### EXCERPTED DATA
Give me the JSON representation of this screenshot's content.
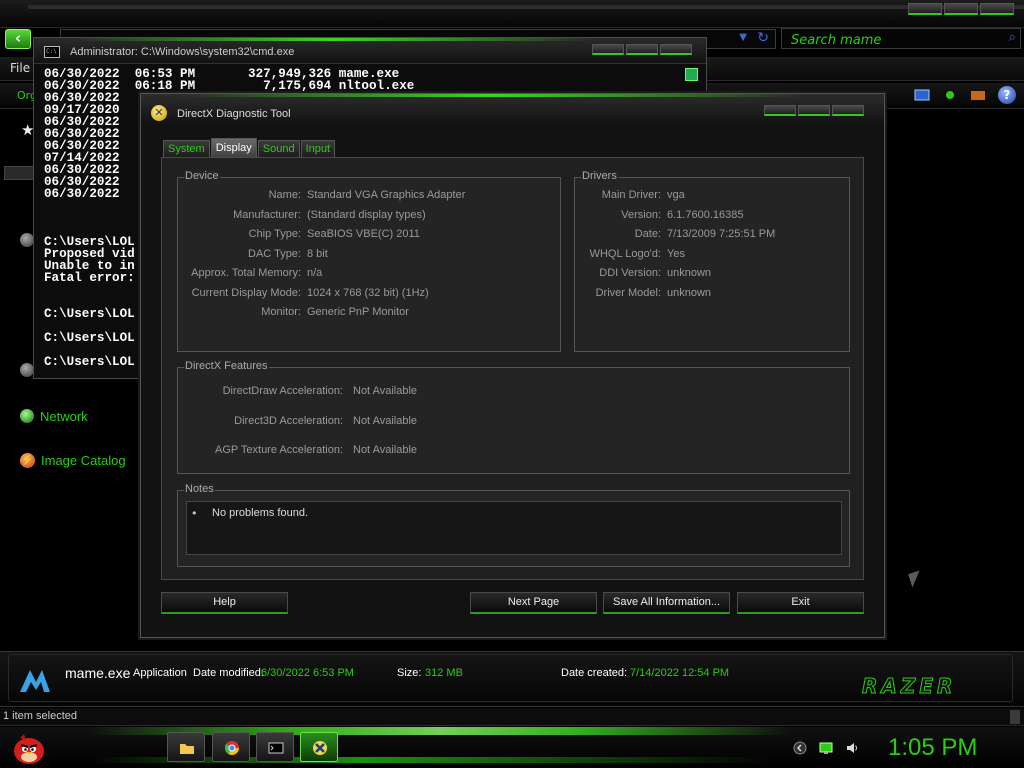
{
  "explorer": {
    "menu_file": "File",
    "organize": "Org",
    "search_placeholder": "Search mame",
    "nav": {
      "network": "Network",
      "image_catalog": "Image Catalog"
    }
  },
  "cmd": {
    "title": "Administrator: C:\\Windows\\system32\\cmd.exe",
    "icon_text": "C:\\",
    "lines": [
      "06/30/2022  06:53 PM       327,949,326 mame.exe",
      "06/30/2022  06:18 PM         7,175,694 nltool.exe",
      "06/30/2022",
      "09/17/2020",
      "06/30/2022",
      "06/30/2022",
      "06/30/2022",
      "07/14/2022",
      "06/30/2022",
      "06/30/2022",
      "06/30/2022",
      "",
      "",
      "",
      "C:\\Users\\LOL",
      "Proposed vid",
      "Unable to in",
      "Fatal error:",
      "",
      "",
      "C:\\Users\\LOL",
      "",
      "C:\\Users\\LOL",
      "",
      "C:\\Users\\LOL"
    ]
  },
  "dxdiag": {
    "title": "DirectX Diagnostic Tool",
    "tabs": [
      "System",
      "Display",
      "Sound",
      "Input"
    ],
    "active_tab": "Display",
    "device": {
      "title": "Device",
      "rows": [
        {
          "label": "Name:",
          "value": "Standard VGA Graphics Adapter"
        },
        {
          "label": "Manufacturer:",
          "value": "(Standard display types)"
        },
        {
          "label": "Chip Type:",
          "value": "SeaBIOS VBE(C) 2011"
        },
        {
          "label": "DAC Type:",
          "value": "8 bit"
        },
        {
          "label": "Approx. Total Memory:",
          "value": "n/a"
        },
        {
          "label": "Current Display Mode:",
          "value": "1024 x 768 (32 bit) (1Hz)"
        },
        {
          "label": "Monitor:",
          "value": "Generic PnP Monitor"
        }
      ]
    },
    "drivers": {
      "title": "Drivers",
      "rows": [
        {
          "label": "Main Driver:",
          "value": "vga"
        },
        {
          "label": "Version:",
          "value": "6.1.7600.16385"
        },
        {
          "label": "Date:",
          "value": "7/13/2009 7:25:51 PM"
        },
        {
          "label": "WHQL Logo'd:",
          "value": "Yes"
        },
        {
          "label": "DDI Version:",
          "value": "unknown"
        },
        {
          "label": "Driver Model:",
          "value": "unknown"
        }
      ]
    },
    "features": {
      "title": "DirectX Features",
      "rows": [
        {
          "label": "DirectDraw Acceleration:",
          "value": "Not Available"
        },
        {
          "label": "Direct3D Acceleration:",
          "value": "Not Available"
        },
        {
          "label": "AGP Texture Acceleration:",
          "value": "Not Available"
        }
      ]
    },
    "notes": {
      "title": "Notes",
      "bullet": "•",
      "text": "No problems found."
    },
    "buttons": {
      "help": "Help",
      "next_page": "Next Page",
      "save_all": "Save All Information...",
      "exit": "Exit"
    }
  },
  "details": {
    "name": "mame.exe",
    "type": "Application",
    "date_modified_label": "Date modified:",
    "date_modified": "6/30/2022 6:53 PM",
    "size_label": "Size:",
    "size": "312 MB",
    "date_created_label": "Date created:",
    "date_created": "7/14/2022 12:54 PM",
    "brand": "RAZER"
  },
  "status": {
    "text": "1 item selected"
  },
  "taskbar": {
    "clock": "1:05 PM",
    "apps": [
      "file-explorer",
      "chrome",
      "command-prompt",
      "directx-diagnostic"
    ]
  },
  "colors": {
    "accent_green": "#2ccc16",
    "glow_green": "#3cd621",
    "text_gray": "#9a9a9a"
  }
}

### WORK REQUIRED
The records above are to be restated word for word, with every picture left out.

### TASK ANSWER
Give me the JSON representation of this screenshot's content.
{
  "explorer": {
    "menu_file": "File",
    "organize": "Org",
    "search_placeholder": "Search mame",
    "nav": {
      "network": "Network",
      "image_catalog": "Image Catalog"
    }
  },
  "cmd": {
    "title": "Administrator: C:\\Windows\\system32\\cmd.exe",
    "icon_text": "C:\\",
    "lines": [
      "06/30/2022  06:53 PM       327,949,326 mame.exe",
      "06/30/2022  06:18 PM         7,175,694 nltool.exe",
      "06/30/2022",
      "09/17/2020",
      "06/30/2022",
      "06/30/2022",
      "06/30/2022",
      "07/14/2022",
      "06/30/2022",
      "06/30/2022",
      "06/30/2022",
      "",
      "",
      "",
      "C:\\Users\\LOL",
      "Proposed vid",
      "Unable to in",
      "Fatal error:",
      "",
      "",
      "C:\\Users\\LOL",
      "",
      "C:\\Users\\LOL",
      "",
      "C:\\Users\\LOL"
    ]
  },
  "dxdiag": {
    "title": "DirectX Diagnostic Tool",
    "tabs": [
      "System",
      "Display",
      "Sound",
      "Input"
    ],
    "active_tab": "Display",
    "device": {
      "title": "Device",
      "rows": [
        {
          "label": "Name:",
          "value": "Standard VGA Graphics Adapter"
        },
        {
          "label": "Manufacturer:",
          "value": "(Standard display types)"
        },
        {
          "label": "Chip Type:",
          "value": "SeaBIOS VBE(C) 2011"
        },
        {
          "label": "DAC Type:",
          "value": "8 bit"
        },
        {
          "label": "Approx. Total Memory:",
          "value": "n/a"
        },
        {
          "label": "Current Display Mode:",
          "value": "1024 x 768 (32 bit) (1Hz)"
        },
        {
          "label": "Monitor:",
          "value": "Generic PnP Monitor"
        }
      ]
    },
    "drivers": {
      "title": "Drivers",
      "rows": [
        {
          "label": "Main Driver:",
          "value": "vga"
        },
        {
          "label": "Version:",
          "value": "6.1.7600.16385"
        },
        {
          "label": "Date:",
          "value": "7/13/2009 7:25:51 PM"
        },
        {
          "label": "WHQL Logo'd:",
          "value": "Yes"
        },
        {
          "label": "DDI Version:",
          "value": "unknown"
        },
        {
          "label": "Driver Model:",
          "value": "unknown"
        }
      ]
    },
    "features": {
      "title": "DirectX Features",
      "rows": [
        {
          "label": "DirectDraw Acceleration:",
          "value": "Not Available"
        },
        {
          "label": "Direct3D Acceleration:",
          "value": "Not Available"
        },
        {
          "label": "AGP Texture Acceleration:",
          "value": "Not Available"
        }
      ]
    },
    "notes": {
      "title": "Notes",
      "bullet": "•",
      "text": "No problems found."
    },
    "buttons": {
      "help": "Help",
      "next_page": "Next Page",
      "save_all": "Save All Information...",
      "exit": "Exit"
    }
  },
  "details": {
    "name": "mame.exe",
    "type": "Application",
    "date_modified_label": "Date modified:",
    "date_modified": "6/30/2022 6:53 PM",
    "size_label": "Size:",
    "size": "312 MB",
    "date_created_label": "Date created:",
    "date_created": "7/14/2022 12:54 PM",
    "brand": "RAZER"
  },
  "status": {
    "text": "1 item selected"
  },
  "taskbar": {
    "clock": "1:05 PM",
    "apps": [
      "file-explorer",
      "chrome",
      "command-prompt",
      "directx-diagnostic"
    ]
  },
  "colors": {
    "accent_green": "#2ccc16",
    "glow_green": "#3cd621",
    "text_gray": "#9a9a9a"
  }
}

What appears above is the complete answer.